From the first line to the last, reproduce the records below exactly, omitting any picture.

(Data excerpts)
|---|

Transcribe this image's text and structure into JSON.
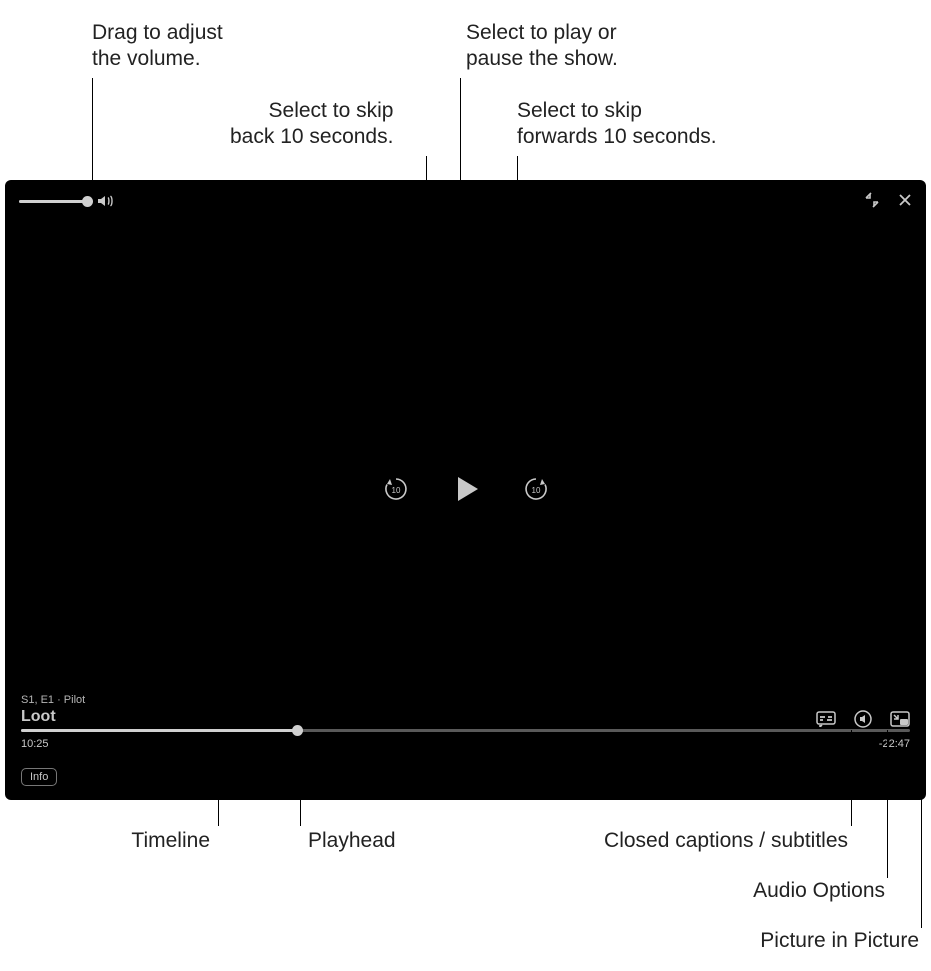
{
  "callouts": {
    "volume": "Drag to adjust\nthe volume.",
    "back10": "Select to skip\nback 10 seconds.",
    "playpause": "Select to play or\npause the show.",
    "fwd10": "Select to skip\nforwards 10 seconds.",
    "timeline": "Timeline",
    "playhead": "Playhead",
    "cc": "Closed captions / subtitles",
    "audio": "Audio Options",
    "pip": "Picture in Picture"
  },
  "player": {
    "episode": "S1, E1 · Pilot",
    "title": "Loot",
    "elapsed": "10:25",
    "remaining": "-22:47",
    "info_label": "Info",
    "progress_pct": 31,
    "volume_pct": 95,
    "skip_seconds": "10"
  }
}
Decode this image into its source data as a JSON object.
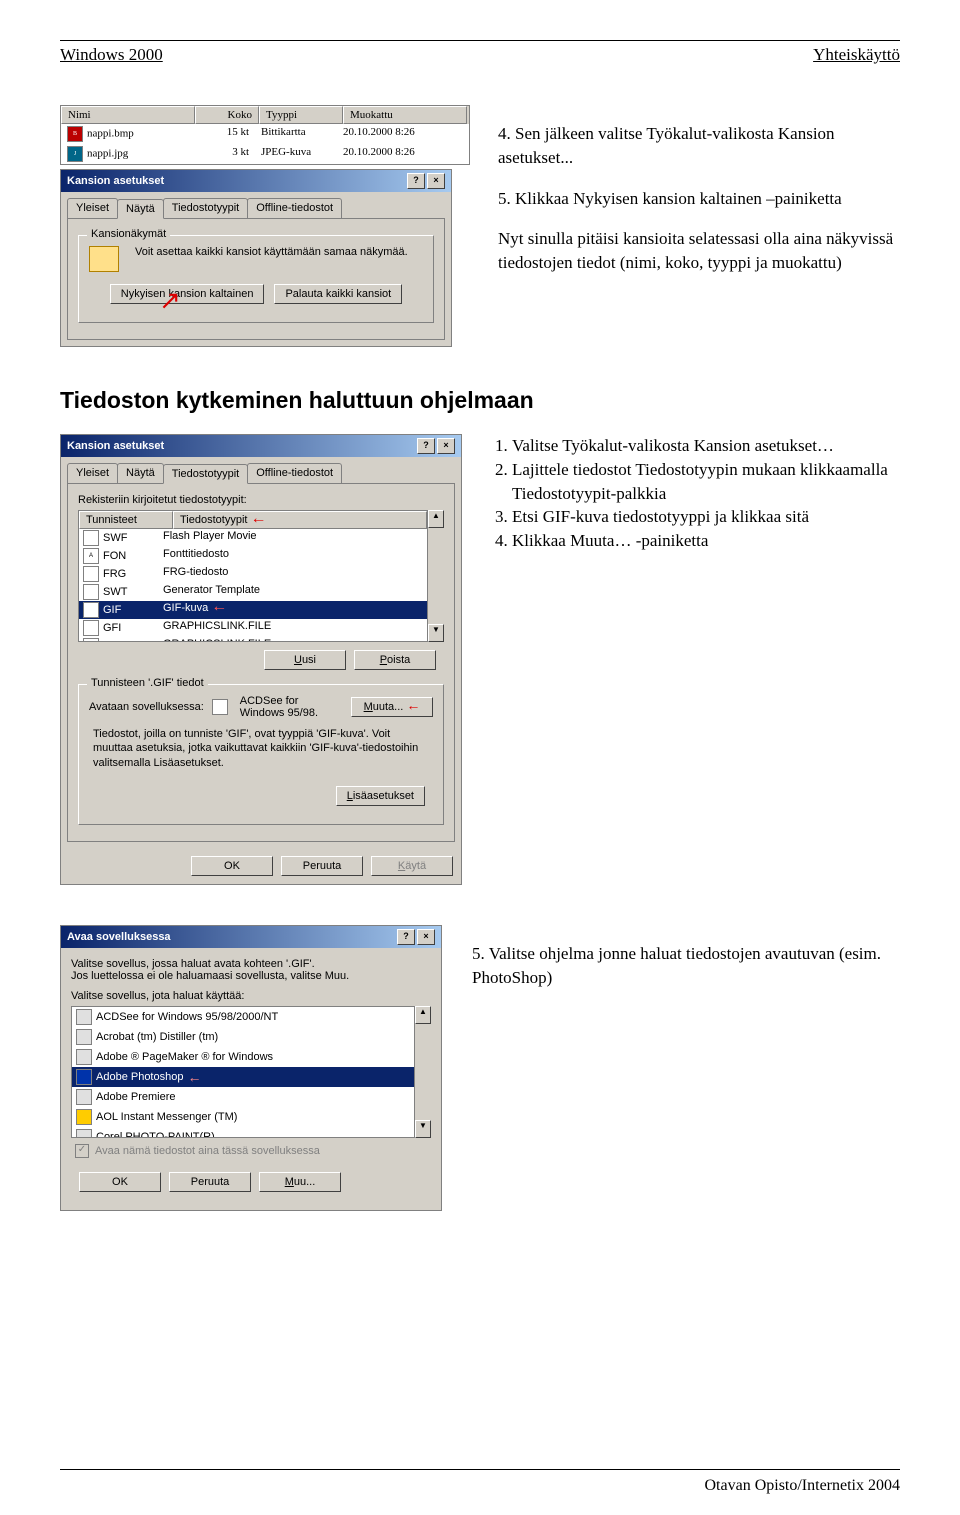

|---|

Answer for the task —
Transcribe this image's text and structure into JSON.
{
  "callouts": {
    "volume": "Drag to adjust\nthe volume.",
    "back10": "Select to skip\nback 10 seconds.",
    "playpause": "Select to play or\npause the show.",
    "fwd10": "Select to skip\nforwards 10 seconds.",
    "timeline": "Timeline",
    "playhead": "Playhead",
    "cc": "Closed captions / subtitles",
    "audio": "Audio Options",
    "pip": "Picture in Picture"
  },
  "player": {
    "episode": "S1, E1 · Pilot",
    "title": "Loot",
    "elapsed": "10:25",
    "remaining": "-22:47",
    "info_label": "Info",
    "progress_pct": 31,
    "volume_pct": 95,
    "skip_seconds": "10"
  }
}
Decode this image into its source data as a JSON object.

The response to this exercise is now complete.